(Data Opens)

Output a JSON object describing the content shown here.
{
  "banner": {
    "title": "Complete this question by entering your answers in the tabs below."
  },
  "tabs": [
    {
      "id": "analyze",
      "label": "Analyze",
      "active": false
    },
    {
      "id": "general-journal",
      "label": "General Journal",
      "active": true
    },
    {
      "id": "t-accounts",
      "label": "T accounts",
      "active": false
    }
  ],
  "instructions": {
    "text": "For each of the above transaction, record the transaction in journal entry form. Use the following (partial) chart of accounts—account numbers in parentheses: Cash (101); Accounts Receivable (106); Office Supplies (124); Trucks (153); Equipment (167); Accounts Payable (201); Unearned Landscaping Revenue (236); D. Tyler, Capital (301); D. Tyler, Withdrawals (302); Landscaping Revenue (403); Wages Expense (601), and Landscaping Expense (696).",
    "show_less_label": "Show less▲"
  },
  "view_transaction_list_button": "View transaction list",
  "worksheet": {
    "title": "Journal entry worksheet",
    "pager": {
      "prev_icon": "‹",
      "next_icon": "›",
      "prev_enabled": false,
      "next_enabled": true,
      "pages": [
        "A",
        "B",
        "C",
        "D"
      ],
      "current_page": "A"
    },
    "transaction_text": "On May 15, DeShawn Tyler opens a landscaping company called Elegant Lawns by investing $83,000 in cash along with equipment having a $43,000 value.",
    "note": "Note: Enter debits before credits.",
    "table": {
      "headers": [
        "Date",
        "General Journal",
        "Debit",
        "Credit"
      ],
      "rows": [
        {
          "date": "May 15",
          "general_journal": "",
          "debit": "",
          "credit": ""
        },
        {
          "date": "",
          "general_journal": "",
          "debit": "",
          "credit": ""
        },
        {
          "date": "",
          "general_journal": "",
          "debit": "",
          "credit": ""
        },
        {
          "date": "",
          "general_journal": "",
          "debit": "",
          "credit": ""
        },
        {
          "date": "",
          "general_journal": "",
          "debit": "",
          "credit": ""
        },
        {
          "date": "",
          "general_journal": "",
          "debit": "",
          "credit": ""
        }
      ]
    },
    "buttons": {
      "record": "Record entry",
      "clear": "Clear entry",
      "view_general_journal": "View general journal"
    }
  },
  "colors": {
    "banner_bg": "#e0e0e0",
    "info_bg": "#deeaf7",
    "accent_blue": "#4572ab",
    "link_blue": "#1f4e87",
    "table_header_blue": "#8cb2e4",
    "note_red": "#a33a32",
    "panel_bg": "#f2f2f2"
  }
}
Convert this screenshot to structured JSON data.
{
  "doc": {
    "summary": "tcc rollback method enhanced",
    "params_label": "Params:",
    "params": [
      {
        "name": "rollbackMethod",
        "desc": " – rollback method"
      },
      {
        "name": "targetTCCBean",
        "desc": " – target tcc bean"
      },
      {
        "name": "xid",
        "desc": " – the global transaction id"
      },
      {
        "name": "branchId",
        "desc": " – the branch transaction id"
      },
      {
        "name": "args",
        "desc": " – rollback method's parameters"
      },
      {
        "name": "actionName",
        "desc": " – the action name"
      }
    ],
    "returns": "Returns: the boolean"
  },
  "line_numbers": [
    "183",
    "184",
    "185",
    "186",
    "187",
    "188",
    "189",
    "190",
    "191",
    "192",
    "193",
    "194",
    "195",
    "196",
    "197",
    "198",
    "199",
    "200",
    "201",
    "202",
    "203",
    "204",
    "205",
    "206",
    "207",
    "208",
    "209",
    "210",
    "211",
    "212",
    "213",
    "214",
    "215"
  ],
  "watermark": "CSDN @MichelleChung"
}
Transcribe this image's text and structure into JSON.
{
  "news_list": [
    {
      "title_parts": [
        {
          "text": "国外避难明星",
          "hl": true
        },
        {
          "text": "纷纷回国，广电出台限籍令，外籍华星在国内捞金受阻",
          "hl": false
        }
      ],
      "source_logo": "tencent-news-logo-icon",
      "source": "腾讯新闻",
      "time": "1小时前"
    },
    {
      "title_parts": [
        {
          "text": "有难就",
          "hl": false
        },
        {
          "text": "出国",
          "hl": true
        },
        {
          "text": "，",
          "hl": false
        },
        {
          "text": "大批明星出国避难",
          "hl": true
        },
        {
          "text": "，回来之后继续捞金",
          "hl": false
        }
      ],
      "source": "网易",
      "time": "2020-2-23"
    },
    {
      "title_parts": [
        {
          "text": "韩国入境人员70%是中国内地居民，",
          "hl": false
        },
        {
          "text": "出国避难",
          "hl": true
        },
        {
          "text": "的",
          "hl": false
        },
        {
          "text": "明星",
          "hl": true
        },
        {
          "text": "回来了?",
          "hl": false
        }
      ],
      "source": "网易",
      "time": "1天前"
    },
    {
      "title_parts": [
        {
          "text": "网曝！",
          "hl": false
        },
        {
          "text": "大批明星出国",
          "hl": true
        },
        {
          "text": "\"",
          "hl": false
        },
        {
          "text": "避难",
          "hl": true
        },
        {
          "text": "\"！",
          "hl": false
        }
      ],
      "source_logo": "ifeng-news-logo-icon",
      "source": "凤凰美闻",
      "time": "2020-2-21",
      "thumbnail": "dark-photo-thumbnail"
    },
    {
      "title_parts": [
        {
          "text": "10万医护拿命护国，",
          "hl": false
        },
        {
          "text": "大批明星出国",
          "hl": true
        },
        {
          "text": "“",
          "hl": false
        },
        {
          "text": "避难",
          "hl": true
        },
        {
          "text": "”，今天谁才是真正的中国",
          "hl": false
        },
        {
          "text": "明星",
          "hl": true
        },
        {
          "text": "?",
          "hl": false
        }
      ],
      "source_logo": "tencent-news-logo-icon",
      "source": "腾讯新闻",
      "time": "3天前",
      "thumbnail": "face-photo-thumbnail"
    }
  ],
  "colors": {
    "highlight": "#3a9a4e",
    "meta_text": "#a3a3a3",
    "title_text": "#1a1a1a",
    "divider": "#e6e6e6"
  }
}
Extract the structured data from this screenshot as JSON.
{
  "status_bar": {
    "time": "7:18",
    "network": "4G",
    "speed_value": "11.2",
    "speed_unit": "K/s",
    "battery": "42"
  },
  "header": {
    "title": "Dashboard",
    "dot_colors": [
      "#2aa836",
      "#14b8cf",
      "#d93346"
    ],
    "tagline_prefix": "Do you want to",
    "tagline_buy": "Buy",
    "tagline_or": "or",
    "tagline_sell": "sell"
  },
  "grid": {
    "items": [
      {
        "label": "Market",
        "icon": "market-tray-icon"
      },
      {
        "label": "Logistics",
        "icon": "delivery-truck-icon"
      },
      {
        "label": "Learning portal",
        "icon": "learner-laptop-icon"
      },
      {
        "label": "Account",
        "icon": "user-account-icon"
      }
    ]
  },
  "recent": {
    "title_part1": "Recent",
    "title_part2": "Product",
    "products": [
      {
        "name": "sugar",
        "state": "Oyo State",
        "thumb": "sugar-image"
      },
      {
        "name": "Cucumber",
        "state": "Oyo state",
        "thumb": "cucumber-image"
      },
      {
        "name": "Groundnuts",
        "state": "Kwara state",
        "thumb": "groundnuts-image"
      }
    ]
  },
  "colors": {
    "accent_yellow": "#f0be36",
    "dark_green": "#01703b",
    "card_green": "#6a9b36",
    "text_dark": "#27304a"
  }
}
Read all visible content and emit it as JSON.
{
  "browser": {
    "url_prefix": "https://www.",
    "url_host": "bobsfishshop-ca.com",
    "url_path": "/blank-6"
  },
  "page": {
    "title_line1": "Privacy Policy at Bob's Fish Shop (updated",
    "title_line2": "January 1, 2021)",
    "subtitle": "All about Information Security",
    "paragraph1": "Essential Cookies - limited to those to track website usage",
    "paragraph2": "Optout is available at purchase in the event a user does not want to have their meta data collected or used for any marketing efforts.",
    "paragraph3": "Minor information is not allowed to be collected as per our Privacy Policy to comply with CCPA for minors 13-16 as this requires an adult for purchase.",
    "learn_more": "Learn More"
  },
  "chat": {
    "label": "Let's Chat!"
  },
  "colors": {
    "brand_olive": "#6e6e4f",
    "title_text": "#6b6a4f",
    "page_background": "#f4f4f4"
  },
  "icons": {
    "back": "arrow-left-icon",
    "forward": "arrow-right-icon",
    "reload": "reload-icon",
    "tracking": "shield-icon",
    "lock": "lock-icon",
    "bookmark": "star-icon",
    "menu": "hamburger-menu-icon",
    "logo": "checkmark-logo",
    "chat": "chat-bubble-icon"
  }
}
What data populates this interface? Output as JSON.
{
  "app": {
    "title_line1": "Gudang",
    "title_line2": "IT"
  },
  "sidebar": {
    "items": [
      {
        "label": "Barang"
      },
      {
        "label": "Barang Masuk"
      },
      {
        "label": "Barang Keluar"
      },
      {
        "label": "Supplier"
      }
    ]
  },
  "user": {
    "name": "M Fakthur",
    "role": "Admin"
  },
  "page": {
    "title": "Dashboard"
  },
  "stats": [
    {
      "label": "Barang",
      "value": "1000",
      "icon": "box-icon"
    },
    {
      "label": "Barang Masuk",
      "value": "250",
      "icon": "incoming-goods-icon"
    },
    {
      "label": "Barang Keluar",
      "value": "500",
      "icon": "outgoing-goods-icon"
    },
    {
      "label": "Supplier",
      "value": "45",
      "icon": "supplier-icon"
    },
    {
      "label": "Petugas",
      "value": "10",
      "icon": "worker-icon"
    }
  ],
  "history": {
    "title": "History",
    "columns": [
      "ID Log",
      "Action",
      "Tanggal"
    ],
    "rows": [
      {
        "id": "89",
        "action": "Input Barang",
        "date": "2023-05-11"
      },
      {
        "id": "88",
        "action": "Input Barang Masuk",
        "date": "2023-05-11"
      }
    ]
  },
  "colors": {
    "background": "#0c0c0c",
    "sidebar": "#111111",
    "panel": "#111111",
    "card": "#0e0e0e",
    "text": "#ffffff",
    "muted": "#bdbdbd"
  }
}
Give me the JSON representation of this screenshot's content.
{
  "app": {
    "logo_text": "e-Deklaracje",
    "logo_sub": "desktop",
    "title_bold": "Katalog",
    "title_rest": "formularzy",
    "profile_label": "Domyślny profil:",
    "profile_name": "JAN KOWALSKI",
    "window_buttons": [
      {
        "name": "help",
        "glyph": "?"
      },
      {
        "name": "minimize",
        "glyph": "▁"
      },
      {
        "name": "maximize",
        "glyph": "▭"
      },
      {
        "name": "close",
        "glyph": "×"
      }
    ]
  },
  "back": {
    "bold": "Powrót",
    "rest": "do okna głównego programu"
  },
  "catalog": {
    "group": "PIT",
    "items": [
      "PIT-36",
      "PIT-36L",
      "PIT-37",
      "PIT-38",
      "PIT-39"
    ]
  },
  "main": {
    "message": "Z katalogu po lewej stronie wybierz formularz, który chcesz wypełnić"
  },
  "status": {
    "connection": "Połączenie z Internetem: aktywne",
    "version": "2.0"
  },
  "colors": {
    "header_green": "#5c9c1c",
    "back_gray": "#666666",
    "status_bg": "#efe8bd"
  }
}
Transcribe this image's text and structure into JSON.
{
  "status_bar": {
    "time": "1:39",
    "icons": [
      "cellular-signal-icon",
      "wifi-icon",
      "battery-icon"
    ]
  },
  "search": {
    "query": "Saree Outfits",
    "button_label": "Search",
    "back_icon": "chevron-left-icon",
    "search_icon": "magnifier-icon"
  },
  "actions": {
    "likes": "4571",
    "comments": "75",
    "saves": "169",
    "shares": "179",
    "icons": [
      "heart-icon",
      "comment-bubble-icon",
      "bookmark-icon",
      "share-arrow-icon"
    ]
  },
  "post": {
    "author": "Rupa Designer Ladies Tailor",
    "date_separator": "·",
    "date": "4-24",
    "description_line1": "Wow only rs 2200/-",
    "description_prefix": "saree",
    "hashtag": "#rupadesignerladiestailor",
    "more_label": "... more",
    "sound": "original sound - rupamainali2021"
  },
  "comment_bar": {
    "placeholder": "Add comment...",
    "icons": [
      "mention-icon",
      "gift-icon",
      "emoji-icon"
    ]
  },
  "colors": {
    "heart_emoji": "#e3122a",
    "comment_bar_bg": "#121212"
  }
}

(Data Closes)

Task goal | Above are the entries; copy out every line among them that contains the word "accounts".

Result |
      "id": "t-accounts",
      "label": "T accounts",
    "text": "For each of the above transaction, record the transaction in journal entry form. Use the following (partial) chart of accounts—account numbers in parentheses: Cash (101); Accounts Receivable (106); Office Supplies (124); Trucks (153); Equipment (167); Accounts Payable (201); Unearned Landscaping Revenue (236); D. Tyler, Capital (301); D. Tyler, Withdrawals (302); Landscaping Revenue (403); Wages Expense (601), and Landscaping Expense (696).",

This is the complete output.